Data supplied:

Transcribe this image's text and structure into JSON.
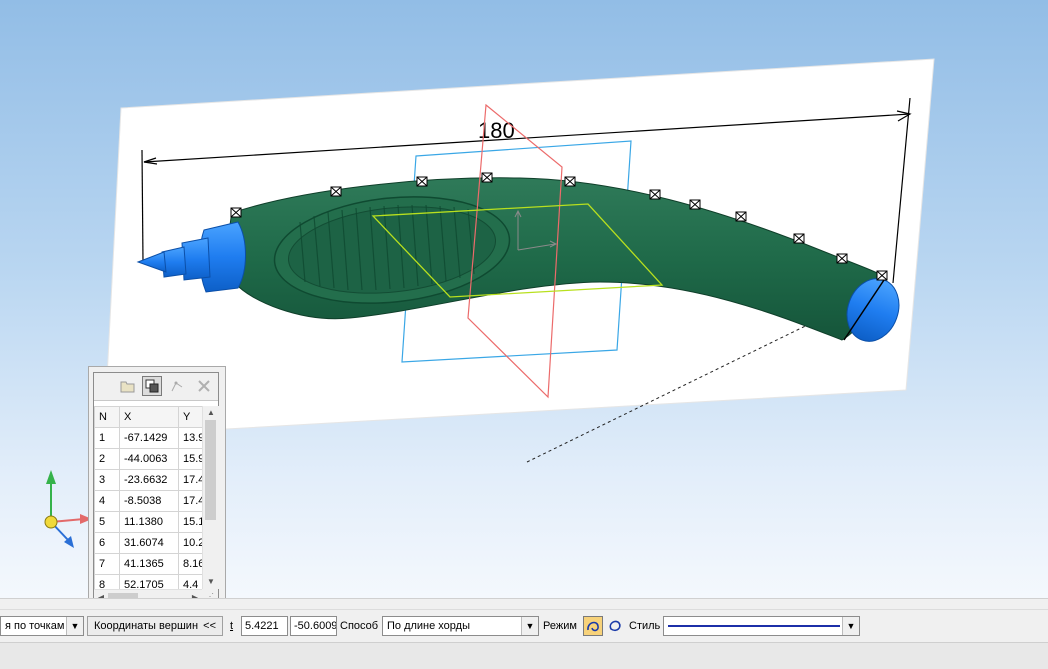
{
  "viewport": {
    "dimension_label": "180",
    "axis_icon": "xyz-axis-triad-icon"
  },
  "coord_panel": {
    "toolbar_icons": [
      "open-folder-icon",
      "copy-points-icon",
      "add-vertex-icon",
      "delete-icon"
    ],
    "columns": [
      "N",
      "X",
      "Y"
    ],
    "rows": [
      {
        "n": "1",
        "x": "-67.1429",
        "y": "13.9"
      },
      {
        "n": "2",
        "x": "-44.0063",
        "y": "15.9"
      },
      {
        "n": "3",
        "x": "-23.6632",
        "y": "17.4"
      },
      {
        "n": "4",
        "x": "-8.5038",
        "y": "17.4"
      },
      {
        "n": "5",
        "x": "11.1380",
        "y": "15.1"
      },
      {
        "n": "6",
        "x": "31.6074",
        "y": "10.2"
      },
      {
        "n": "7",
        "x": "41.1365",
        "y": "8.16"
      },
      {
        "n": "8",
        "x": "52.1705",
        "y": "4.4"
      }
    ]
  },
  "propbar": {
    "build_mode": "я по точкам",
    "coord_tab": "Координаты вершин",
    "collapse": "<<",
    "t_label": "t",
    "t_value": "5.4221",
    "t_value2": "-50.6009",
    "method_label": "Способ",
    "method_value": "По длине хорды",
    "mode_label": "Режим",
    "style_label": "Стиль",
    "style_color": "#1c2fa8"
  }
}
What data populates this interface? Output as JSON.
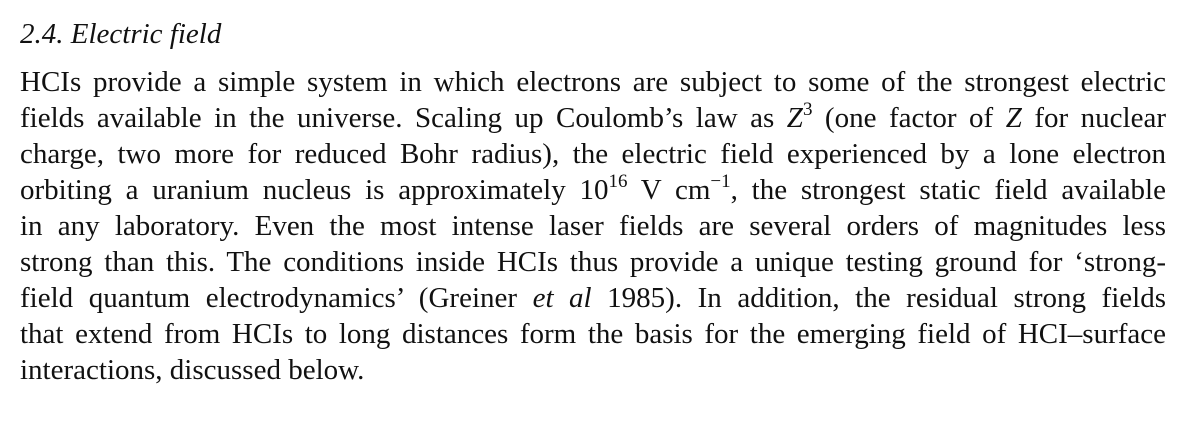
{
  "section": {
    "number": "2.4.",
    "title": "Electric field"
  },
  "paragraph": {
    "l1": "HCIs provide a simple system in which electrons are subject to some of the strongest electric",
    "l2_a": "fields available in the universe. Scaling up Coulomb’s law as ",
    "l2_var": "Z",
    "l2_exp": "3",
    "l2_b": " (one factor of ",
    "l2_var2": "Z",
    "l2_c": " for nuclear",
    "l3": "charge, two more for reduced Bohr radius), the electric field experienced by a lone electron",
    "l4_a": "orbiting a uranium nucleus is approximately 10",
    "l4_exp": "16",
    "l4_b": " V cm",
    "l4_exp2": "−1",
    "l4_c": ", the strongest static field available",
    "l5": "in any laboratory.  Even the most intense laser fields are several orders of magnitudes less",
    "l6": "strong than this. The conditions inside HCIs thus provide a unique testing ground for ‘strong-",
    "l7_a": "field quantum electrodynamics’ (Greiner ",
    "l7_it": "et al",
    "l7_b": " 1985).  In addition, the residual strong fields",
    "l8": "that extend from HCIs to long distances form the basis for the emerging field of HCI–surface",
    "l9": "interactions, discussed below."
  }
}
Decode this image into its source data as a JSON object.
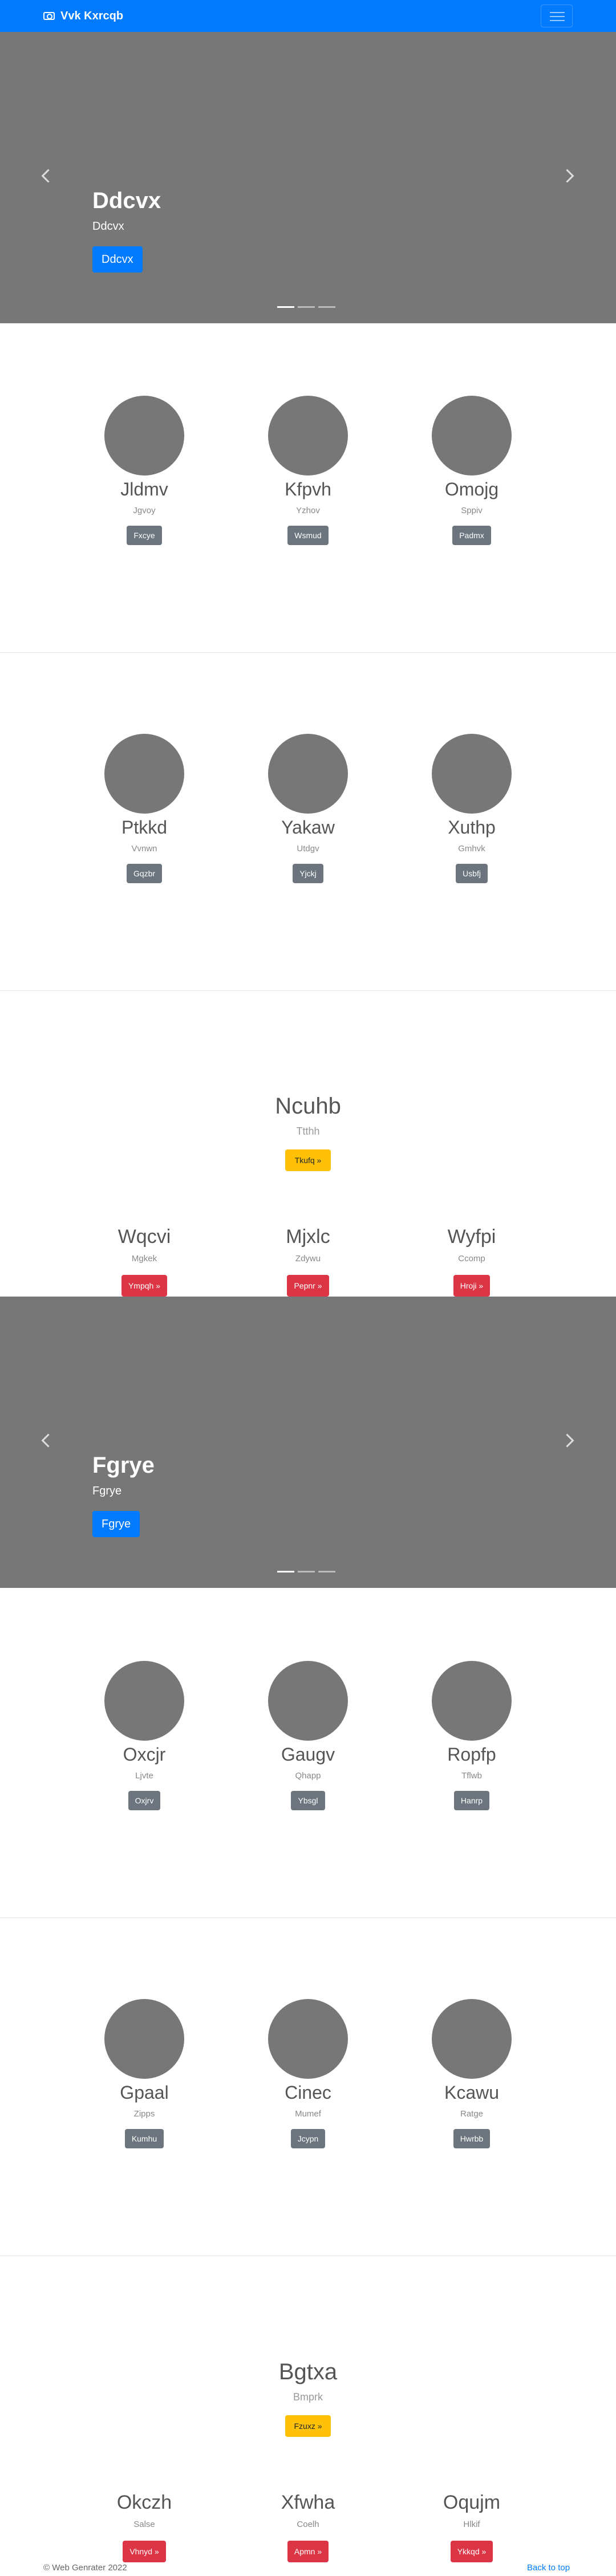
{
  "navbar": {
    "brand": "Vvk Kxrcqb"
  },
  "carousels": [
    {
      "title": "Ddcvx",
      "caption": "Ddcvx",
      "button": "Ddcvx"
    },
    {
      "title": "Fgrye",
      "caption": "Fgrye",
      "button": "Fgrye"
    }
  ],
  "teams": [
    {
      "members": [
        {
          "name": "Jldmv",
          "sub": "Jgvoy",
          "button": "Fxcye"
        },
        {
          "name": "Kfpvh",
          "sub": "Yzhov",
          "button": "Wsmud"
        },
        {
          "name": "Omojg",
          "sub": "Sppiv",
          "button": "Padmx"
        }
      ]
    },
    {
      "members": [
        {
          "name": "Ptkkd",
          "sub": "Vvnwn",
          "button": "Gqzbr"
        },
        {
          "name": "Yakaw",
          "sub": "Utdgv",
          "button": "Yjckj"
        },
        {
          "name": "Xuthp",
          "sub": "Gmhvk",
          "button": "Usbfj"
        }
      ]
    },
    {
      "members": [
        {
          "name": "Oxcjr",
          "sub": "Ljvte",
          "button": "Oxjrv"
        },
        {
          "name": "Gaugv",
          "sub": "Qhapp",
          "button": "Ybsgl"
        },
        {
          "name": "Ropfp",
          "sub": "Tflwb",
          "button": "Hanrp"
        }
      ]
    },
    {
      "members": [
        {
          "name": "Gpaal",
          "sub": "Zipps",
          "button": "Kumhu"
        },
        {
          "name": "Cinec",
          "sub": "Mumef",
          "button": "Jcypn"
        },
        {
          "name": "Kcawu",
          "sub": "Ratge",
          "button": "Hwrbb"
        }
      ]
    }
  ],
  "features": [
    {
      "title": "Ncuhb",
      "sub": "Ttthh",
      "button": "Tkufq »",
      "columns": [
        {
          "title": "Wqcvi",
          "sub": "Mgkek",
          "button": "Ympqh »"
        },
        {
          "title": "Mjxlc",
          "sub": "Zdywu",
          "button": "Pepnr »"
        },
        {
          "title": "Wyfpi",
          "sub": "Ccomp",
          "button": "Hroji »"
        }
      ]
    },
    {
      "title": "Bgtxa",
      "sub": "Bmprk",
      "button": "Fzuxz »",
      "columns": [
        {
          "title": "Okczh",
          "sub": "Salse",
          "button": "Vhnyd »"
        },
        {
          "title": "Xfwha",
          "sub": "Coelh",
          "button": "Apmn »"
        },
        {
          "title": "Oqujm",
          "sub": "Hlkif",
          "button": "Ykkqd »"
        }
      ]
    }
  ],
  "footer": {
    "copyright": "© Web Genrater 2022",
    "back_to_top": "Back to top"
  }
}
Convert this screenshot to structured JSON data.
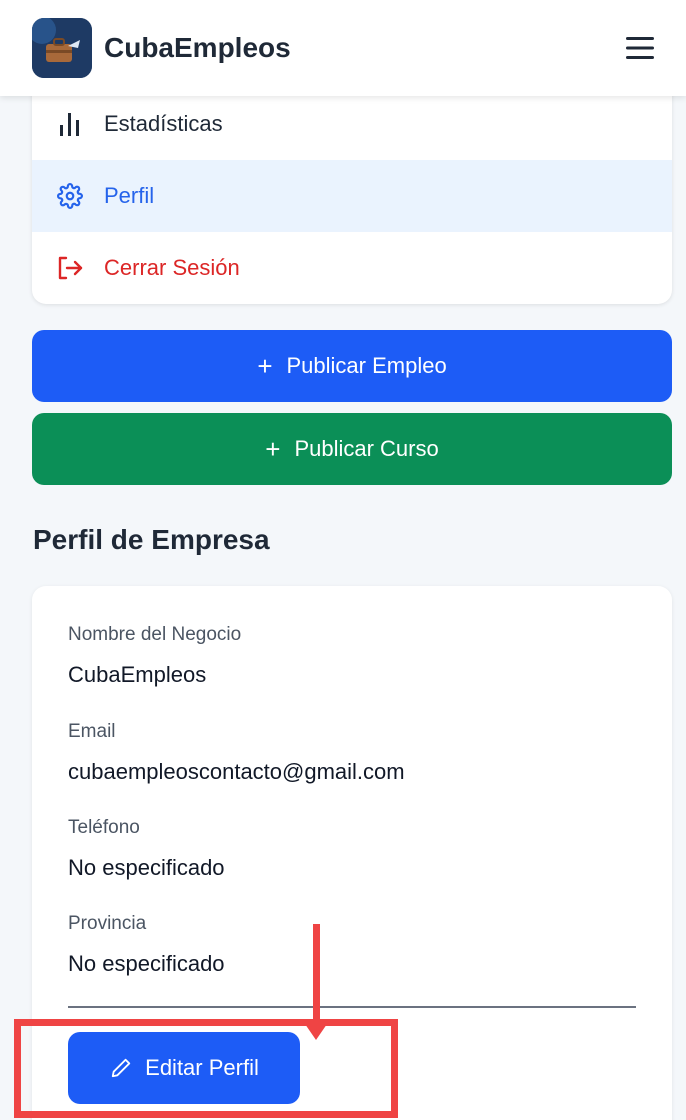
{
  "app": {
    "title": "CubaEmpleos"
  },
  "icons": {
    "logo": "briefcase-logo-icon",
    "menu": "hamburger-menu-icon",
    "stats": "bar-chart-icon",
    "settings": "gear-icon",
    "logout": "logout-icon",
    "plus": "plus-icon",
    "edit": "pencil-icon"
  },
  "nav": {
    "items": [
      {
        "label": "Estadísticas"
      },
      {
        "label": "Perfil",
        "active": true
      },
      {
        "label": "Cerrar Sesión"
      }
    ]
  },
  "actions": {
    "plus_symbol": "+",
    "publish_job": "Publicar Empleo",
    "publish_course": "Publicar Curso"
  },
  "profile": {
    "section_title": "Perfil de Empresa",
    "fields": [
      {
        "label": "Nombre del Negocio",
        "value": "CubaEmpleos"
      },
      {
        "label": "Email",
        "value": "cubaempleoscontacto@gmail.com"
      },
      {
        "label": "Teléfono",
        "value": "No especificado"
      },
      {
        "label": "Provincia",
        "value": "No especificado"
      }
    ],
    "edit_label": "Editar Perfil"
  },
  "colors": {
    "primary": "#1d5cf6",
    "success": "#0b8f57",
    "danger": "#dc2626",
    "active_bg": "#eaf3fe",
    "annotation": "#ef4444"
  }
}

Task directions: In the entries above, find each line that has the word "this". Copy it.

Output below:
Transcribe this image's text and structure into JSON.
What data populates this interface? Output as JSON.
    "l6": "strong than this. The conditions inside HCIs thus provide a unique testing ground for ‘strong-",
Decode this image into its source data as a JSON object.
Convert this screenshot to structured JSON data.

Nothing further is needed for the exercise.